6 questions you are used to being asked if you have younger siblings
there's many pros and cons to growing up with younger siblings. from your younger sibling's perspective, you've got it all. you get to ride shotgun every time you get in the car, you get a later curfew and it just seems like you simply have more freedom to do as you please. but as the saying goes, to whom much is given much is required. and, if you want to receive all of the benefits that come along with being older than some (or all) of your siblings, you better be prepared to answer these questions at any given moment.
6). where is your brother/sister?
if you are one of the oldest, you know that growing up, you had to know where your younger siblings were at all times. we were the original "find my iphone" before that was even a thing. and if you ever didn’t know where they were, you found out. it was either that or you had to deal with your parent(s) accusing you of being inept or something else that was otherwise belittling and most likely, rude.
5). what type of example are you setting?
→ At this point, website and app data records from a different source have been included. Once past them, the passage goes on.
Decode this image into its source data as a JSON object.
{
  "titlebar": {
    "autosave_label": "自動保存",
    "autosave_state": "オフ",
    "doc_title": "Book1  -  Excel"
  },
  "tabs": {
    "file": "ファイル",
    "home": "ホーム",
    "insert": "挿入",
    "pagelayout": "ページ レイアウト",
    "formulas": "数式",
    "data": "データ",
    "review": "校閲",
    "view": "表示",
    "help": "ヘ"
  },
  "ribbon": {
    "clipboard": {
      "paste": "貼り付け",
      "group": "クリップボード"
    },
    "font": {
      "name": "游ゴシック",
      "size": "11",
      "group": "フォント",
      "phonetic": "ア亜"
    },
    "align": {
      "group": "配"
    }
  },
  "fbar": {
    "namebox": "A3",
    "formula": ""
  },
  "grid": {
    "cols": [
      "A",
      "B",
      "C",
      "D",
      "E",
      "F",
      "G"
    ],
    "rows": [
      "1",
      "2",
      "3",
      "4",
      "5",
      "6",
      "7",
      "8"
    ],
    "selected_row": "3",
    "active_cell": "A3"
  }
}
being one of the eldest, you basically have kids. your younger siblings are your children. so with that, you’ve got to consider the type of “example” you’re setting for them based off the lifestyle you live, they said. it’s safe to assume that at this point, you may very well be used to living under a microscope because it seems like someone is always pressed about what you are doing, whether it's your parents or your sibling-kids.
4). can you go pick up (insert sibling name) from (insert sibling location)?
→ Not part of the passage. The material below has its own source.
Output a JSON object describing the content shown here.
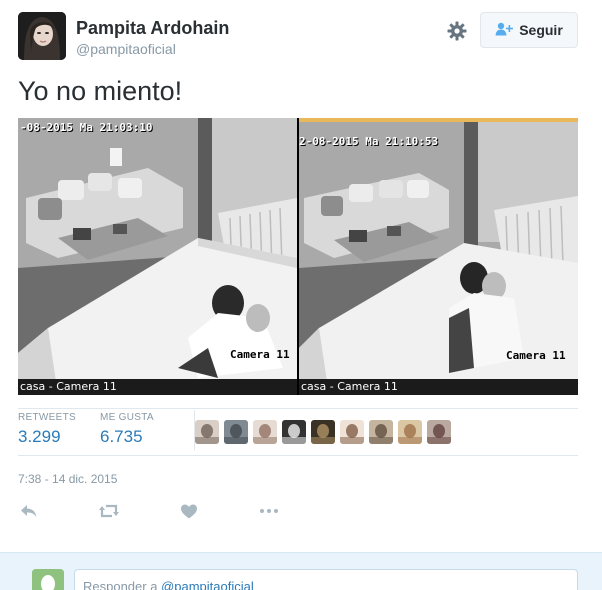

not only are the older kids the original "find my iphone" for tracking their younger siblings, they are also the original uber and lyft drivers. think about it, when you got your permit, you thought you’d get the car more. and in most cases, you might have. but, with the car also came a list of stipulations from your parents, with one of them almost always involving those pesky younger siblings. crazy thing is, mom and dad always knew how to pose things as a question, even though it wasn't up for debate. crazy, right?
3). did you take out the chicken like I asked you?
growing up, this is arguably one of your most important tasks as one of the eldest. if you aren’t already cooking meals yourself (most of us learned at like age 3 months), you better believe you’ve been delegated the task of “official chicken taken-outer”. if you’re like me, 98% of the time you forgot to take it out on time and had to bare the consequences of the chicken not being thawed out completely when your parents came home.
2). do I have to come to report card pickup, or can they give it to you?
as if taking out the chicken wasn’t enough of a hassle, being one of the eldest meant you may have found yourself picking up report cards on report card pick-up day. or, maybe that was just me. it was as though my teachers (and that of my younger siblings) had some sort of unspoken agreement with my mom; one that granted me permission to collect report cards so that she didn’t have to leave work early to get to our school. joy.
1). can I borrow some money?
as one of the eldest, your younger siblings may think you are an atm (automatically their money). you’ve made a name for yourself as one of their protectors and someone who legitimately has their best interest at heart. in doing so, they’ve gotten comfortable (and maybe a little too comfortable) with asking you for money to purchase things that they “need” (or don’t need, but really want). it’s usually the latter of the two.